As for travel trends into Bengal/Kolkata, I think Bengalis got to know their state much better over the past two years, given that travel options outside were limited. There are some great places coming up for drive-in holidays in Purulia and Murshidabad, from where you can drive into North Bengal. There’s also Dooars and the hills. There are so many great properties coming up in those regions. At Flying Squirrel Holidays, we’ve also tied up with tea estates, such as in Darjeeling, so that our customers can go stay there in the tea bungalows and have a unique experience taking in nature, going fishing, visiting orange orchards and having picnic lunches in addition to the usual list of things people do in Darjeeling.
We need to take Bengal to the world across digital platforms, travel marts and summits
Bengal needs to tell its story better to outsiders, feels NiloyArijit Sen
What do you think Bengal can do to attract more tourists?
Bengal was the fifth largest tourist destination in India, as per the last count in 2019. So, we have a strong base already. Moreover, we’re the only state in India where you have everything from the Himalayas to the tea gardens to the mangroves and the sea. There has been a fair amount of development in terms of new facilities, with the government refurbishing a lot of the lodges. But where we need more attention is the positioning part. We need to take Bengal to the world in the same way that other states, or India as a whole, has been doing across digital platforms, travel marts and government summits. More stakeholder engagement is required that identifies and promotes the selling points of Bengal better.
Tolly Club really kickstarts my dayNiloy with his son Aadit and his wife Esha Nag on Mount Ararat in ArmeniaNiloy Nag
When not working or travelling or both, how do you zone out; what are your other hobbies or interests? And how vital is starting the day at Tolly Club for you?

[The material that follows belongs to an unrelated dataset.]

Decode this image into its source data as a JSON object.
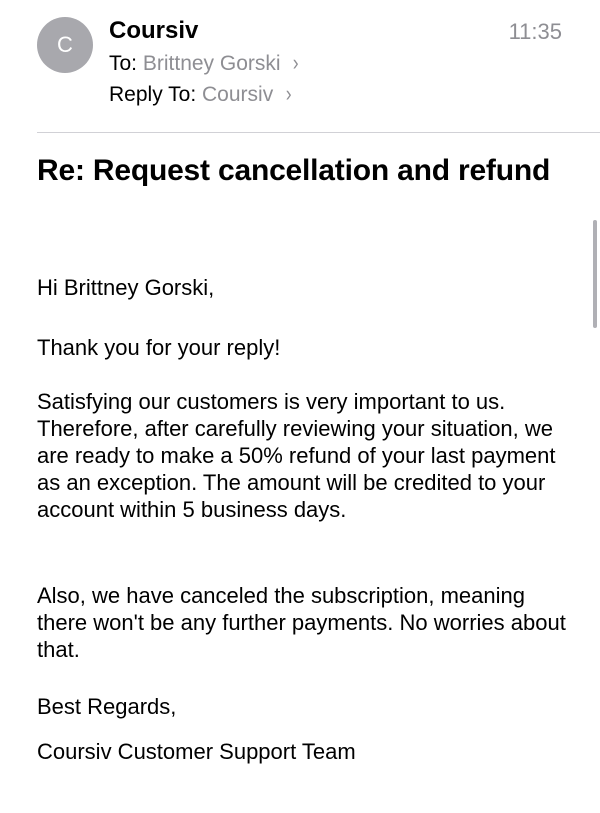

I spend a lot of time playing tennis. I also enjoy walking, that’s the time for me to think. I like reading, especially about people who changed the world with their thoughts. Currently, I’m rereading Steve Jobs’s biography by Walter Isaacson and getting inspired again.
On the second question, Tolly Club really kickstarts my day. I play some tennis, spend some time at the gym, maybe have a cup of coffee with friends. It’s the perfect start to a day. I’m an early riser and before office I can get all of that done at Tolly, which is lovely.
A hit in the middle at Wimbledon, diving in Bali, solo trip to the Himalayas
At some point, Niloy wants to embark on a solo trip to the HimalayasTT Archives
If you could do three things in any three cities across the world, what would they be and why? Would playing tennis with Roger Federer at Wimbledon be one of them?!
Well, you don’t usually take on gods! But, of course, I’d love to have a hit in the middle at Wimbledon with Federer. Even a short session would last a lifetime in terms of insights and memories. Apart from that, I’d really like to go diving in Bali. That’s something that’s been on my agenda for a while. The other thing that’s been on my mind is a solo trip to the Himalayas, where I’d just like to walk and think. Just me, myself and my thoughts.
Finally, what would be your advice to the young Niloys in Kolkata who have big dreams in entrepreneurship or marketing or both?
First thing is you have to find your passion, have a dream. Without that, you’ll end up directionless. Then, you have to be unifocal in terms of how you go about realising your dreams in spite of the challenges that come your way. There will be times when you want to give up. But those are precisely the times when you must continue. There’s no such thing called luck and there’s no shortcut to success. Hard work matters a lot, as does patience; be prepared to fall a hundred times and get up a hundred times while working on your goals . Don’t give up on your dreams even when the road seems extremely difficult as success may just be around the corner.